Moonsun relaxed. He looked back at the doors as a giant of a man entered, looking pissed off, and then met a bunny and a puppy in the roundway and rolled onto his belly for a scratch. “Yes,” said the boy. “This place can be strange. But sometimes I think strange is just something one’s not used to. The world is full of difference, but at the heart of it all we’re all really the same.”
“This is the view of an optimist,” said the old man, scooting his chair closer.
“I guess I’m that.”
“You are boy, you are, and it’s marvelous to see such a positive outlook these days. You give me goosebumps.”
Moonsun put his hand back on the haft of his sword in an exaggerated gesture, and both men laughed like they were children for a moment. Then they were silent for another moment, both thinking of some far off memory, some place beyond this one. The old man placed a feeble hand on Moonsun’s shoulder.
“I’m looking for a girl,” said Moonsun.
“A girl, eh?” said the old man. “Just any girl, or a certain one? You look like a man looking for a certain one if I’d have to guess.”
“She’s a Miqo’te,” he said. “She...she...well, I’ll not bore you with the details, but suffice it to say she is the loveliest creature I’ve ever laid eyes on.”
“There are plenty of lovely creatures here and there,” said the old man. “If you don’t find her I could maybe help you procure another.”
“Thank you sir, but I’m not interested in another,” Moonsun said. “She’s more than beautiful. There’s something else, a fire. I can’t put my finger on it.”
“My my then. We must find this one,” said the old man. “Has she a name?”
Moonsun frowned. He leaned closer to the old man feeling comfortable now, and said: “I didn’t get her name. I should have, but I didn’t.”
The old man pulled a small black sketchbook from his tunic, scooted closer to Moonsun, and opened it so they could both see. “I’m an artist,” he said. “Perhaps I could draw a likeness of her, or perhaps I’ve already done so. Here, look at these and see if she is there.”
Moonsun scrolled through the pages. The old man had an eye for beauty, that was for sure. There were pictures of beautiful women of every race, on every page. Although, in the end none of them were her.
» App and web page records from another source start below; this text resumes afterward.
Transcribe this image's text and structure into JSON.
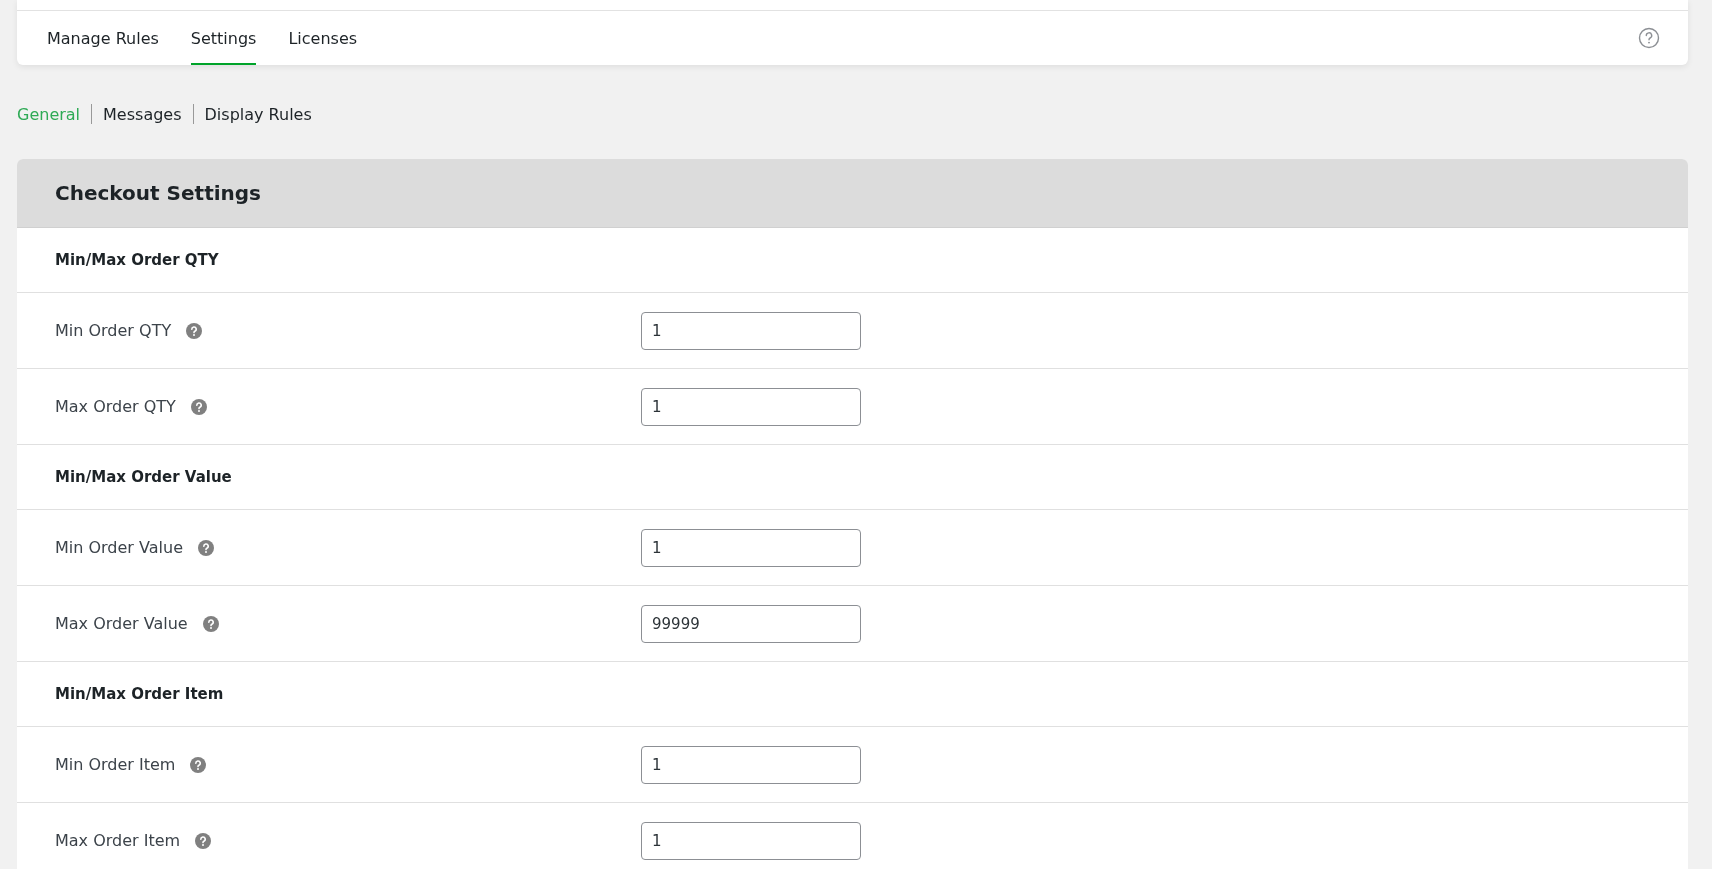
{
  "tabs": [
    {
      "label": "Manage Rules",
      "selected": false
    },
    {
      "label": "Settings",
      "selected": true
    },
    {
      "label": "Licenses",
      "selected": false
    }
  ],
  "subtabs": [
    {
      "label": "General",
      "selected": true
    },
    {
      "label": "Messages",
      "selected": false
    },
    {
      "label": "Display Rules",
      "selected": false
    }
  ],
  "panel": {
    "title": "Checkout Settings",
    "rows": [
      {
        "kind": "group",
        "label": "Min/Max Order QTY"
      },
      {
        "kind": "field",
        "label": "Min Order QTY",
        "value": "1"
      },
      {
        "kind": "field",
        "label": "Max Order QTY",
        "value": "1"
      },
      {
        "kind": "group",
        "label": "Min/Max Order Value"
      },
      {
        "kind": "field",
        "label": "Min Order Value",
        "value": "1"
      },
      {
        "kind": "field",
        "label": "Max Order Value",
        "value": "99999"
      },
      {
        "kind": "group",
        "label": "Min/Max Order Item"
      },
      {
        "kind": "field",
        "label": "Min Order Item",
        "value": "1"
      },
      {
        "kind": "field",
        "label": "Max Order Item",
        "value": "1"
      }
    ]
  }
}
The old man patted his back in sympathy and offered to buy him another drink. He stood from the table with obvious effort and turned directly into the blade of a curved knife, attached to a thin arm which was attached to a beautifully supple shoulder, which rose up a long neck to a jaw that opened and said: “this old man has been pick-pocketing you for twenty minutes. I was going to let him but something in me decided enough was enough. Go on, check your pockets.”
It was her. She stood plainly, but resolutely before the pair. “Go on then. Check your pockets.”
Moonsun checked his pockets and found them all empty. His Gil pouch, his watch, his compass, and a dagger given to him by his father, all gone.
“I’m going to recommend you place everything on the table,” she said to the old man. The old man shook a little and complied. He dropped all of his gains in the middle of the large oak circle and then slipped away like a man much younger than he looked.
Moonsun was astonished and jubilant. “How did you—? I mean, where did you—?”
The woman sat down in a chair to his left. “My name is Joon,” she said.
“My name is Park Moonsun,” said Moonsun. “I’m more than pleased to make your acquaintance.”